What would you do if you were wrongly accused of something you didn't do, about to lose your job, and told the only place for you to get justice is this tiny, understaffed agency that wouldn’t take up your case until a year or two later? Could you afford to wait for justice?
Thanks to a new proposal that scenario could become a grim reality for EVERY federal employee. Here's what you need to know.
It’s 2016, and everybody claims to want to build the workforce of the future. But proposals like this would actually reverse the workplace rights that we won in 1978.
Some would like to bury it in must-pass bills so pro-worker lawmakers will be forced to support it regardless of what they think about it.
If you work for a living, you should pay attention. If you're a public servant, you should be alarmed. Here’s why:
Right now, public servants have the right to join in union with their coworkers to improve the workplace. But that right, along with the ability to resolve problems quickly and effectively, is about to be taken away. Congress won’t explicitly prohibit you from coming together with your coworkers, but they’re dramatically tipping the scales in management's favor and selling out the workforce in the process.

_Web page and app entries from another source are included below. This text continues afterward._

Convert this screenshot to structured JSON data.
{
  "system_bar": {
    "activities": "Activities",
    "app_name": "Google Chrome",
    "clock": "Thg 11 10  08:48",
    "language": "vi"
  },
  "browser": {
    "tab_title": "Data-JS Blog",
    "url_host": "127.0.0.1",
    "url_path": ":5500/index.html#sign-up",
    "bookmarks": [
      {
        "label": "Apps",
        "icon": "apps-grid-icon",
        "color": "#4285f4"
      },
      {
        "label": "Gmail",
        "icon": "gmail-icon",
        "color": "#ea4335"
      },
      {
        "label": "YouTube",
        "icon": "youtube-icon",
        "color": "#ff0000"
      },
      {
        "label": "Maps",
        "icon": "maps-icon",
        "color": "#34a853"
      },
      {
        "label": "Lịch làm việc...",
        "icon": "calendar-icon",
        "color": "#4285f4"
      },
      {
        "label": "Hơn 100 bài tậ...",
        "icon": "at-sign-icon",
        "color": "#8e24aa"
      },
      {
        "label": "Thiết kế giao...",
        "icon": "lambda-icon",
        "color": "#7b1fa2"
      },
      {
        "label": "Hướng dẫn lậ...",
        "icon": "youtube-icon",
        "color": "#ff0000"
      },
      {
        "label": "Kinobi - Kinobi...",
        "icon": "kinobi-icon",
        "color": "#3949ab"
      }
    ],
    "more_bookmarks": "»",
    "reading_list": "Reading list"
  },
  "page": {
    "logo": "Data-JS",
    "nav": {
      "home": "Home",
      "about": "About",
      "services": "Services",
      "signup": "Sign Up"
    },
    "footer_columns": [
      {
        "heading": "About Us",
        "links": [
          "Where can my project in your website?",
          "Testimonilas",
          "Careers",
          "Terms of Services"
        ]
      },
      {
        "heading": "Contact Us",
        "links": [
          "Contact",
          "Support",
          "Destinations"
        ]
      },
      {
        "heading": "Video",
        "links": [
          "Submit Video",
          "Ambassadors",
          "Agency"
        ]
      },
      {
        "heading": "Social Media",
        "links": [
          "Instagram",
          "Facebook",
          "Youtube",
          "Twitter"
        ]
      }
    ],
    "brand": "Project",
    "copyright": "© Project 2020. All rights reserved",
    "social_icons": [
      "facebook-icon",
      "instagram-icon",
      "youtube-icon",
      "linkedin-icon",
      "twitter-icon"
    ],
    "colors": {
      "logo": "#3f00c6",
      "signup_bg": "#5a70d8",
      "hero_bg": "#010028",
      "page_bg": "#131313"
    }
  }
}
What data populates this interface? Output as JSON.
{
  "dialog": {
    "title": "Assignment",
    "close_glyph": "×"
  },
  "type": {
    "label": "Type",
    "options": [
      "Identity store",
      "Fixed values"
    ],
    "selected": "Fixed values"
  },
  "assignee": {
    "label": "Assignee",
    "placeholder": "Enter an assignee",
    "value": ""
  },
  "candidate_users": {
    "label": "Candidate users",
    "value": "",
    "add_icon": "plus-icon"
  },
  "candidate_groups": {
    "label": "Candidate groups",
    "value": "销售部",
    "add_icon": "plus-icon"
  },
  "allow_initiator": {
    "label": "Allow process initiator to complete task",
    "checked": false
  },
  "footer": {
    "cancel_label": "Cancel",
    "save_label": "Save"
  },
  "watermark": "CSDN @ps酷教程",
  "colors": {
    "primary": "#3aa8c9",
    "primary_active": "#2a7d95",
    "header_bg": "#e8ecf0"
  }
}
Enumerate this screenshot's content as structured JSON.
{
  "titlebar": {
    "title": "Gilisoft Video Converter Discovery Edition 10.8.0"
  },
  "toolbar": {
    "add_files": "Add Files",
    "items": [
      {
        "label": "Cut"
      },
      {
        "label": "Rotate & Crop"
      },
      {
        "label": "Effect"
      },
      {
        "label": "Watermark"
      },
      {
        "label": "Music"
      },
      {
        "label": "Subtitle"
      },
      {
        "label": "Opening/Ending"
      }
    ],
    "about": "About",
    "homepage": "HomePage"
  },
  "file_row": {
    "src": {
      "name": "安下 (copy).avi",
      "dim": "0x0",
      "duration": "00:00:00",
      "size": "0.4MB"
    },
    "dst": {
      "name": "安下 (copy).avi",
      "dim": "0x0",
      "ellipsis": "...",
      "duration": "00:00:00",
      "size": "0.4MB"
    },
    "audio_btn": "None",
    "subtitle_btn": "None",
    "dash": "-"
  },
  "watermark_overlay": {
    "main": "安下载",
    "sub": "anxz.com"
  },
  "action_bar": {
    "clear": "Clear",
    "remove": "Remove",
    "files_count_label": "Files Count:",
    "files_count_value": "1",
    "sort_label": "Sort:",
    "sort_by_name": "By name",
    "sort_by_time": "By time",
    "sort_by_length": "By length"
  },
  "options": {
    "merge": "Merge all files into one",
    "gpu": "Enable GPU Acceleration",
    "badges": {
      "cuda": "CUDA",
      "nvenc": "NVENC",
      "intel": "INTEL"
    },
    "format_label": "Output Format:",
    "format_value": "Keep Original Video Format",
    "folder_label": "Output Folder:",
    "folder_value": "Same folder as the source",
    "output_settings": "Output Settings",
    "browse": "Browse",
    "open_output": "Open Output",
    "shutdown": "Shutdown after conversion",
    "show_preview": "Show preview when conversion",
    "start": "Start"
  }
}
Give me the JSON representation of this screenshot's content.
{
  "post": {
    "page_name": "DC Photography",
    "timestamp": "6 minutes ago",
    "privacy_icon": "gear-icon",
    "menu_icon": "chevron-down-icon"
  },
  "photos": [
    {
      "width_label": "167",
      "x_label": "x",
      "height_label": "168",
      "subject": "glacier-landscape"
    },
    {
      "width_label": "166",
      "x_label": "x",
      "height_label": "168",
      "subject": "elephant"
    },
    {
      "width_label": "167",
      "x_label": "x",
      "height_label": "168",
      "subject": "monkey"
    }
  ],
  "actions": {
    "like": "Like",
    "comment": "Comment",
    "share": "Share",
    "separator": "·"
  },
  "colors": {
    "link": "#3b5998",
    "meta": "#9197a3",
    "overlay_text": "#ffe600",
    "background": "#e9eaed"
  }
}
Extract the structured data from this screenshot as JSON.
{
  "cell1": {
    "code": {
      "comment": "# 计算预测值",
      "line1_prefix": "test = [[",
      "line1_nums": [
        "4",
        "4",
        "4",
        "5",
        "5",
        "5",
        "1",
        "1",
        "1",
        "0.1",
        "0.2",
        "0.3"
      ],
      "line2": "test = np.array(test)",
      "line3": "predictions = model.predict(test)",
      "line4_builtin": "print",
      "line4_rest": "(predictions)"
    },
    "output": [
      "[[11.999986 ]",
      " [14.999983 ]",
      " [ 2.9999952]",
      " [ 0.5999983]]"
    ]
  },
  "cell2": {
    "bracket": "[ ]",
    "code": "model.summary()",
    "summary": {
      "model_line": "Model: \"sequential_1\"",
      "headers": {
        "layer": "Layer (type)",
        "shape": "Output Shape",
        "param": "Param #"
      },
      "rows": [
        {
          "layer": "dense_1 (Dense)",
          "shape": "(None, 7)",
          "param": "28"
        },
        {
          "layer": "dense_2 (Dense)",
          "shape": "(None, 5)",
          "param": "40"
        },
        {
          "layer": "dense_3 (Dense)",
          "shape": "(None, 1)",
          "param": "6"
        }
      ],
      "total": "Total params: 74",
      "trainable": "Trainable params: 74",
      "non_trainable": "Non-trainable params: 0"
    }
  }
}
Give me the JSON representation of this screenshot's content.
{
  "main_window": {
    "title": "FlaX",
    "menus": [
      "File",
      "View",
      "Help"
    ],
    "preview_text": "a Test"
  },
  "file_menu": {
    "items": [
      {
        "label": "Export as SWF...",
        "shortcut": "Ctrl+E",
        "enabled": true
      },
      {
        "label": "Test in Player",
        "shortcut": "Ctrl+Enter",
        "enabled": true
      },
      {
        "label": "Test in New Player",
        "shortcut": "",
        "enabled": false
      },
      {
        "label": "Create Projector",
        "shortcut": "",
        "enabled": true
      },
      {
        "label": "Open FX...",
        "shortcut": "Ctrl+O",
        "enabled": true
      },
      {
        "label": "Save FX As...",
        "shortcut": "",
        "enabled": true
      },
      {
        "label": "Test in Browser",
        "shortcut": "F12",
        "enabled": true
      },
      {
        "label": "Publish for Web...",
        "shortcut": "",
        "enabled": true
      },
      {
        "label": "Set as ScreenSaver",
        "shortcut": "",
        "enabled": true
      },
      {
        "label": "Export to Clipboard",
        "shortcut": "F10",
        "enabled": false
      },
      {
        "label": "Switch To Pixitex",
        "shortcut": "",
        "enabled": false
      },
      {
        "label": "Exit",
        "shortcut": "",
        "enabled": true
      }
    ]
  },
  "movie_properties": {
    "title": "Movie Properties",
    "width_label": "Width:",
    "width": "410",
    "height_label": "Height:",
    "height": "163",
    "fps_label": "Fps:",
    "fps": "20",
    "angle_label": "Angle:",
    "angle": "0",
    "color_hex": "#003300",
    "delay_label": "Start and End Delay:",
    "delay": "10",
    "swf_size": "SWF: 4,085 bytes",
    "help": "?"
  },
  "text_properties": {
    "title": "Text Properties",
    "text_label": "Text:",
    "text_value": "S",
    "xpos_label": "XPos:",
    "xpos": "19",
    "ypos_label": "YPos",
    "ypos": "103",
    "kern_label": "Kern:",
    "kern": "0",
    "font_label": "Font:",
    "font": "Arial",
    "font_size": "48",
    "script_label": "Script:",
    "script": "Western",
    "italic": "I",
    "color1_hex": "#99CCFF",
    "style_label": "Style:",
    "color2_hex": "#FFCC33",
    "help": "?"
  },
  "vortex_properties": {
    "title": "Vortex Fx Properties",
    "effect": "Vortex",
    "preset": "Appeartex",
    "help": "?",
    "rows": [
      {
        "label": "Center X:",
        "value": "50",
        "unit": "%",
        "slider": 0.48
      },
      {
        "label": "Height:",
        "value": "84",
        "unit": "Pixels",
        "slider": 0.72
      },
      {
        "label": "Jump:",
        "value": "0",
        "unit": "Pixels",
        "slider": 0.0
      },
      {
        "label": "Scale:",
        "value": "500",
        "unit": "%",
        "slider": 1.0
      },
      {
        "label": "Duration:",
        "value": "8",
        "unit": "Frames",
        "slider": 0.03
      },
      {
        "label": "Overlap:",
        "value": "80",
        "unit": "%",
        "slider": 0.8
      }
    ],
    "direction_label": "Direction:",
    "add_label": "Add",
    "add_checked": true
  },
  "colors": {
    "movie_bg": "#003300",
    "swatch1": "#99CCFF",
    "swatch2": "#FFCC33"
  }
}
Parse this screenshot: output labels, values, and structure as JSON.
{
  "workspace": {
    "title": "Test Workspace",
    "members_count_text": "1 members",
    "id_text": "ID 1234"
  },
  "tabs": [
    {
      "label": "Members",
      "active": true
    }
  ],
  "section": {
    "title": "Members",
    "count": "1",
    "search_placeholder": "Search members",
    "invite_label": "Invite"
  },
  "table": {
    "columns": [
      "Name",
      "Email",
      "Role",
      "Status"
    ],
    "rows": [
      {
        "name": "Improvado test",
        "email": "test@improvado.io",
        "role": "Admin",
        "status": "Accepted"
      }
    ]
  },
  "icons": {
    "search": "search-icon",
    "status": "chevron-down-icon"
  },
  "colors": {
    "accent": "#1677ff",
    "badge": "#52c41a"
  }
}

Currently, a simple process allows you and your coworkers to protect and defend yourself if your manager unfairly rates your performance and wants to cut your pay, reduce your grade, suspend you for a long period of time, demote you, or fire you. It's a simple, efficient process that allows you to quickly and effectively appeal, or “grieve”, that unjust action to the higher-up in your agency and then a third-party independent judge called an arbitrator.
Many cases are settled during the grievance process without even going to arbitration, saving thousands in legal fees. The process is similar to an alternative dispute resolution process that is widely used in the private sector.
Under this new proposal, you will no longer have the power to grieve an unjust action to your agency or bring your case to a third-party arbitrator. Instead, you have to take your case to the tiny, 220-person Merit Systems Protection Board (MSPB), which would be required to review similar cases of the entire federal workforce of 2 million employees. It could take years for them to take up your case. Can you imagine being bullied and working in a hostile environment for years? When justice is delayed, justice is denied.
The proposal undermines the whole concept of solving workplace problems quickly through the well established grievance and arbitration procedure.
The Federal Labor Relations Authority (FLRA) is tasked with promoting good working relationships between management and employees. It also resolves disputes over things like contract violations and your ability to come together with your co-workers. But under this proposal, the FLRA would be weakened tremendously as its rulings would no longer be final and binding. Your agency can appeal the FLRA’s decisions to federal court, dragging the cases on for years on end.
This proposal would throw away a system that works for employees and agencies and force everyone into a costly and lengthy cycle of litigation.
This proposal is nothing more than an attempt to dismantle the civil service as we know it, kill employees’ morale, and undermine working people's unions.
The federal government is supposed to lead by example. And by example we mean a good example.
Remember the VA doctor who was retaliated against for sounding the alarm about a chronic shortage of doctors who treat troops with post-traumatic stress disorder? If Congress changes the rules, she would be unjustly punished for trying to save lives and we wouldn’t be able to help her as quickly and effectively.
This proposal encourages managers to become bad bosses and opens a floodgate of abuses, retaliation, nepotism, favoritism – the enemies of good government. By allowing managers the freedom to block problem resolution by delay, the ideas would hurt employees and also hurt overall agency performance. Problems would be allowed to continue unaddressed and unresolved. This concept puts the interest of a single manager who is more interested in their personal " authority" than the well being of the employees or the agency.
We should strive to improve conditions for working people, not worsen them.
Visit AFGE.org for more information on what you can do.